* [HOW TO COMPLETE THIS TASK]: Which lines in the listing below contain "demo"? Copy each of them.

* [DATA EXTRACTS]:
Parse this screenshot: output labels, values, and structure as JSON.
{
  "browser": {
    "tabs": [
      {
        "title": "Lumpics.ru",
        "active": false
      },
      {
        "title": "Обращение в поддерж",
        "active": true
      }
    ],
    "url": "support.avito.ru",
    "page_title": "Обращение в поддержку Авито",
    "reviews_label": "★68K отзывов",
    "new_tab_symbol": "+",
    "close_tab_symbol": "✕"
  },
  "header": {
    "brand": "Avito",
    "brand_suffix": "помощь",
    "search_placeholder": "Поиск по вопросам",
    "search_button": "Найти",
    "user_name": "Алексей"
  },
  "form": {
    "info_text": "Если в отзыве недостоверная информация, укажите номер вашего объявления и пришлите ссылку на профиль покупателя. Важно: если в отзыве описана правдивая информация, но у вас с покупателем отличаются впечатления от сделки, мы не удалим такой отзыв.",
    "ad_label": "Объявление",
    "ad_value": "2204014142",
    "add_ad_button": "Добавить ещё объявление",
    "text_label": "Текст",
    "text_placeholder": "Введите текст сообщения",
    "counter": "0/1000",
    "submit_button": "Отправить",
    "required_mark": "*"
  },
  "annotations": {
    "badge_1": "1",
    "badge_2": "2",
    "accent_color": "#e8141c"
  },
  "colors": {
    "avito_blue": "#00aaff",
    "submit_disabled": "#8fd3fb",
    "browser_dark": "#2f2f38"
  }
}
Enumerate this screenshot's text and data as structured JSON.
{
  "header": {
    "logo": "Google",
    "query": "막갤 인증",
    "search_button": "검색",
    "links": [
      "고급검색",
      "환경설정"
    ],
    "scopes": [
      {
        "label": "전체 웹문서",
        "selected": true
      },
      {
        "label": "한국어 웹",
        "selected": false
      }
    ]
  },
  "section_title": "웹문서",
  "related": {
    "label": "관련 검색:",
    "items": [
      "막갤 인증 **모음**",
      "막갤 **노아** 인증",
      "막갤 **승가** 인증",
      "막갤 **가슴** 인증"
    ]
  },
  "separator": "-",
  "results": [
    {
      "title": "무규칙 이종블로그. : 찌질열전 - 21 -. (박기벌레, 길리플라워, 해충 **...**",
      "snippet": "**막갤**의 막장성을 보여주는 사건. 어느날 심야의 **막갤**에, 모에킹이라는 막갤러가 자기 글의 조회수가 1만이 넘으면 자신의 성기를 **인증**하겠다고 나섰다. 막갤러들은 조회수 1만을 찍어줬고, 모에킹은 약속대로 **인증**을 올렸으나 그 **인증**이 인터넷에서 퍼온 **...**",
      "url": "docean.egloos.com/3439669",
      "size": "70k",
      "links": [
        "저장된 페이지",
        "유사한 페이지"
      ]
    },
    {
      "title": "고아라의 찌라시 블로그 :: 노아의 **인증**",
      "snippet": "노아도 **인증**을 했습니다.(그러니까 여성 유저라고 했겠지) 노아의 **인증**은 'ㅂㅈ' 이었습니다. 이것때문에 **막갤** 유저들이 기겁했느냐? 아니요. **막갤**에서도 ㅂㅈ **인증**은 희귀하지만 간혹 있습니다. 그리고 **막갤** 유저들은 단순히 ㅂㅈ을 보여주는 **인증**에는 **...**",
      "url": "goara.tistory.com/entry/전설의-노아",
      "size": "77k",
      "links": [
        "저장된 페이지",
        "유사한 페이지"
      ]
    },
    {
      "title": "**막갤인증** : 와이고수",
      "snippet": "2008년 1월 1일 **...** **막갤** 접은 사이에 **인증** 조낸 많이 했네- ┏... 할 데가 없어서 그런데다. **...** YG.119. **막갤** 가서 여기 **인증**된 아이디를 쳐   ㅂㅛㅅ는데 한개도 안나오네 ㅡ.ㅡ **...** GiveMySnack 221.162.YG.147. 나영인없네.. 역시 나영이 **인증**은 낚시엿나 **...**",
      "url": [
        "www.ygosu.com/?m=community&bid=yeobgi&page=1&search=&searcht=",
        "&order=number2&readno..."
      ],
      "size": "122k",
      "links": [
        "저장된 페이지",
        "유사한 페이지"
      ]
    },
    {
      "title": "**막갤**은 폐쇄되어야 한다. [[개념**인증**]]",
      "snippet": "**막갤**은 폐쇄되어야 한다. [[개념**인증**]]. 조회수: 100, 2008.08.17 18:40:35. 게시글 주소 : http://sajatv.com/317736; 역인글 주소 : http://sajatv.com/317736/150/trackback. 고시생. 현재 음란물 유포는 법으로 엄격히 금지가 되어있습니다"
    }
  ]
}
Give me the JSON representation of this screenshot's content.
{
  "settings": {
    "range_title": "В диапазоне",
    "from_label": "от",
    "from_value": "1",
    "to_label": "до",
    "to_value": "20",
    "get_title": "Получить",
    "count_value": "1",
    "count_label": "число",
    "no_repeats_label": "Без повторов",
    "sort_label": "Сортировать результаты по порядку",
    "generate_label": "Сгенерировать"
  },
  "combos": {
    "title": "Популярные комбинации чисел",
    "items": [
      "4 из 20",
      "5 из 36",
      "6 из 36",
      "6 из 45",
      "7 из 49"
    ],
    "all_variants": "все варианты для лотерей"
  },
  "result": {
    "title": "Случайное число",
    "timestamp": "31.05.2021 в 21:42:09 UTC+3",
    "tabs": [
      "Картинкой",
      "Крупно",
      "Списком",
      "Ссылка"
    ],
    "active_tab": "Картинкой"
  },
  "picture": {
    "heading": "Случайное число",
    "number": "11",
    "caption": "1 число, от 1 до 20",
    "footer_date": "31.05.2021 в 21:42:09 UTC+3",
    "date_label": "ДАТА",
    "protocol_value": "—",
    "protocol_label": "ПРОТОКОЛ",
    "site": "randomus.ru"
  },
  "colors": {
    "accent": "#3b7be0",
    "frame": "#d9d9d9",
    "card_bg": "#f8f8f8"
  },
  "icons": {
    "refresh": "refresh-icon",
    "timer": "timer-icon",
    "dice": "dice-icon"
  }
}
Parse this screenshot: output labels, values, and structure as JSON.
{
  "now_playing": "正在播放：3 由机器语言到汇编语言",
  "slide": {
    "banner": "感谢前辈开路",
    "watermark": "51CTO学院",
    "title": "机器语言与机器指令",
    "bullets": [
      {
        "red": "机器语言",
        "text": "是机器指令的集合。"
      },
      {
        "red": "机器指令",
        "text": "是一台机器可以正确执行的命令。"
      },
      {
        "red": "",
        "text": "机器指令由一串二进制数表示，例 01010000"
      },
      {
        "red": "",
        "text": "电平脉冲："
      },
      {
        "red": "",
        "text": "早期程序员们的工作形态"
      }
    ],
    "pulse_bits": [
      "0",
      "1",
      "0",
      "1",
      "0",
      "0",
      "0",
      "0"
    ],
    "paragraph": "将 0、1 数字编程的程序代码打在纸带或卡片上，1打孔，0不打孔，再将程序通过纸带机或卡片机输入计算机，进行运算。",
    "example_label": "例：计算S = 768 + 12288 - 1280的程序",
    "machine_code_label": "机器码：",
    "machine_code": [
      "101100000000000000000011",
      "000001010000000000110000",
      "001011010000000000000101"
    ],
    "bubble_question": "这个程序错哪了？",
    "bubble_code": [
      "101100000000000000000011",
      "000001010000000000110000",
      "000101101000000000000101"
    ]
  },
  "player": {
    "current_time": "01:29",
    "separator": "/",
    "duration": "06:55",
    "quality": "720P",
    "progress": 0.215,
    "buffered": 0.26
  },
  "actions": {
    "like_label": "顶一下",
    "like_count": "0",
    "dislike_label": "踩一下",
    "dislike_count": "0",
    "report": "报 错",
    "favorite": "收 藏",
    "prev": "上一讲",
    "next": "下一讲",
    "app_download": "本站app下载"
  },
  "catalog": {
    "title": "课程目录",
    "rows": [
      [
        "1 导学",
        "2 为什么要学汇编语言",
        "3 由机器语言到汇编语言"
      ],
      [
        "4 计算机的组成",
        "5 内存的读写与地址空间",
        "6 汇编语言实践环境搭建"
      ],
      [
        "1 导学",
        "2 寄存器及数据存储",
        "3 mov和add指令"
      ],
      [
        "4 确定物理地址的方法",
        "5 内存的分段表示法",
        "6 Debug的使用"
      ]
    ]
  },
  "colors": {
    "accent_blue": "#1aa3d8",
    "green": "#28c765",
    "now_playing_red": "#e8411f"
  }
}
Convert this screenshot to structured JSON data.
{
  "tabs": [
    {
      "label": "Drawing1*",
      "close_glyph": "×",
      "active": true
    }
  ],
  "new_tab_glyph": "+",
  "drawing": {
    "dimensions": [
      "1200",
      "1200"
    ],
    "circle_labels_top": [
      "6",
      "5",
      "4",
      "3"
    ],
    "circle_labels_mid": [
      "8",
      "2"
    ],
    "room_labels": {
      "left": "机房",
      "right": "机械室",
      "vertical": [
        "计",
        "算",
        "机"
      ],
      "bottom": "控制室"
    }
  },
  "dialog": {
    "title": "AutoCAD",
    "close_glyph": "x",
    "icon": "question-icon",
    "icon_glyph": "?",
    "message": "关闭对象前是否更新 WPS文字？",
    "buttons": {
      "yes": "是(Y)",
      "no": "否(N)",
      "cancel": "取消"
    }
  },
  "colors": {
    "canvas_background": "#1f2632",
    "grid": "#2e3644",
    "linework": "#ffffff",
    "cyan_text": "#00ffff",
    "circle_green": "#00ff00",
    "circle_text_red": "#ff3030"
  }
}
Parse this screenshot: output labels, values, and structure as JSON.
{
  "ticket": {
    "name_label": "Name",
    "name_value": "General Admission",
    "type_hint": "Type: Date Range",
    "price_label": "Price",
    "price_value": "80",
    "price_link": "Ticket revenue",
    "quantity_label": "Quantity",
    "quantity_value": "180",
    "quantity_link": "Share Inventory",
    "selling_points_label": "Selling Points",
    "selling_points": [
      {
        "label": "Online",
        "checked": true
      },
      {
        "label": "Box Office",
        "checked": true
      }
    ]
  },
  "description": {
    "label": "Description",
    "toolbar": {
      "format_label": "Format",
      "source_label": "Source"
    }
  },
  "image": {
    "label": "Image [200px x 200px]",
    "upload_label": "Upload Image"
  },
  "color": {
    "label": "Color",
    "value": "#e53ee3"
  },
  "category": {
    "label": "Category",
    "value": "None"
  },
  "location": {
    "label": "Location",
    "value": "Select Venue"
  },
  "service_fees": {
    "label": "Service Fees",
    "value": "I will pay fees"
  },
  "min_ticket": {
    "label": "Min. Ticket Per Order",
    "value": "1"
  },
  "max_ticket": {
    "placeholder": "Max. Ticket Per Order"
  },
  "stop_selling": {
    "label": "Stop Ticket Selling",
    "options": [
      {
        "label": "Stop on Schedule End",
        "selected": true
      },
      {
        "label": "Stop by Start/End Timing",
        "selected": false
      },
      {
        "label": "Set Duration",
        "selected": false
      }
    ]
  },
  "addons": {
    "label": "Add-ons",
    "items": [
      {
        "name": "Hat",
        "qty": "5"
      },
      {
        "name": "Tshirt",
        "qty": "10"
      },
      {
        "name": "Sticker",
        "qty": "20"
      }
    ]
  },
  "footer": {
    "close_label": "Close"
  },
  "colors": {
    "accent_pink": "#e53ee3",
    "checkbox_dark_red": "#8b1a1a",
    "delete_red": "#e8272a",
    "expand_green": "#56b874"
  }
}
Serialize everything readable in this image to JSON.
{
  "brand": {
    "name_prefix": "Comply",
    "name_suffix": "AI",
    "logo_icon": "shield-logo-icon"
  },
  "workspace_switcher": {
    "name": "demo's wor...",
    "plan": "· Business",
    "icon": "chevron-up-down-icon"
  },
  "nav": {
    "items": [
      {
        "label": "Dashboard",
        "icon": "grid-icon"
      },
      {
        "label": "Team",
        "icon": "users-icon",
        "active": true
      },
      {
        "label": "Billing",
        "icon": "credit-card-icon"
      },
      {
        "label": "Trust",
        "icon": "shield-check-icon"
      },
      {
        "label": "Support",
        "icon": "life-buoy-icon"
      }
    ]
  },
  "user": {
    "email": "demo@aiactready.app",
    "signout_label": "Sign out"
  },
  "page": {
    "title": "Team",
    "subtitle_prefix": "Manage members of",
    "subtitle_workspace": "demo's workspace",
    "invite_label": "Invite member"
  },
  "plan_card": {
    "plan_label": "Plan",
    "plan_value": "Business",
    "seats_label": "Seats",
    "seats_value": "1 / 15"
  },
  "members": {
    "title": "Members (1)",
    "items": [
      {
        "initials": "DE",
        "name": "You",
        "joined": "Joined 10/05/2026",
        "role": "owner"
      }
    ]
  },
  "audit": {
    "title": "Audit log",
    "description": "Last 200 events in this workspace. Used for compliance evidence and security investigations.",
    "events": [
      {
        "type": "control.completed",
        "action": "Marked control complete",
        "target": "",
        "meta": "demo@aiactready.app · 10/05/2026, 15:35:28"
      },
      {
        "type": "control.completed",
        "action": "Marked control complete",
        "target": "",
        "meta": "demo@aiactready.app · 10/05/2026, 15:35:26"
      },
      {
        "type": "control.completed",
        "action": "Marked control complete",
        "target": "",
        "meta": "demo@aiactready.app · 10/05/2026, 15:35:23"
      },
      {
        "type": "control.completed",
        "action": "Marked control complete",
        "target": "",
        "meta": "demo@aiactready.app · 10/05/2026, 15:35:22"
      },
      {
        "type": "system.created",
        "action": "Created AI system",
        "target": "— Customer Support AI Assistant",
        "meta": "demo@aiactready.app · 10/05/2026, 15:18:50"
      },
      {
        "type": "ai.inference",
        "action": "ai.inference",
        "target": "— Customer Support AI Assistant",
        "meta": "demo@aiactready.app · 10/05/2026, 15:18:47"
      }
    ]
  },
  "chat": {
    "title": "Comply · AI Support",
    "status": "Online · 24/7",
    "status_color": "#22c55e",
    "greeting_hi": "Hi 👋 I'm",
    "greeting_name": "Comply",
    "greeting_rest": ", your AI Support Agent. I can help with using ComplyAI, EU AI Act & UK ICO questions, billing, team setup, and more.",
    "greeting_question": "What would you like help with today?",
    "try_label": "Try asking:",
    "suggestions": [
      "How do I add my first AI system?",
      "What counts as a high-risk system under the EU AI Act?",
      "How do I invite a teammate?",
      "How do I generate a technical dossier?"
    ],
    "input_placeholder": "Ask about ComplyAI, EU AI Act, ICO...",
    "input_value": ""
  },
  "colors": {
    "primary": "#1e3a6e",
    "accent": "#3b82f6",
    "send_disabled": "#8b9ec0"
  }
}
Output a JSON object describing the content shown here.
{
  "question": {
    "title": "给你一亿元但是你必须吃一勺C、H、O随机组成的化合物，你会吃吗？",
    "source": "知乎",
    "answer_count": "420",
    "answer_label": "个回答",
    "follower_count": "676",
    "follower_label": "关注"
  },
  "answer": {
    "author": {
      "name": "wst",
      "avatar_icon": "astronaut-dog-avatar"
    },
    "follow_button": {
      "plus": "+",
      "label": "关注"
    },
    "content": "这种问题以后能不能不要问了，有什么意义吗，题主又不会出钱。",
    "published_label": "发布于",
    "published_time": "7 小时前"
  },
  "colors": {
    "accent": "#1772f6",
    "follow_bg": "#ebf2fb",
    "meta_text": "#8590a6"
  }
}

* [YOUR SOLUTION]:
    "name": "demo's wor...",
    "email": "demo@aiactready.app",
    "subtitle_workspace": "demo's workspace",
        "meta": "demo@aiactready.app · 10/05/2026, 15:35:28"
        "meta": "demo@aiactready.app · 10/05/2026, 15:35:26"
        "meta": "demo@aiactready.app · 10/05/2026, 15:35:23"
        "meta": "demo@aiactready.app · 10/05/2026, 15:35:22"
        "meta": "demo@aiactready.app · 10/05/2026, 15:18:50"
        "meta": "demo@aiactready.app · 10/05/2026, 15:18:47"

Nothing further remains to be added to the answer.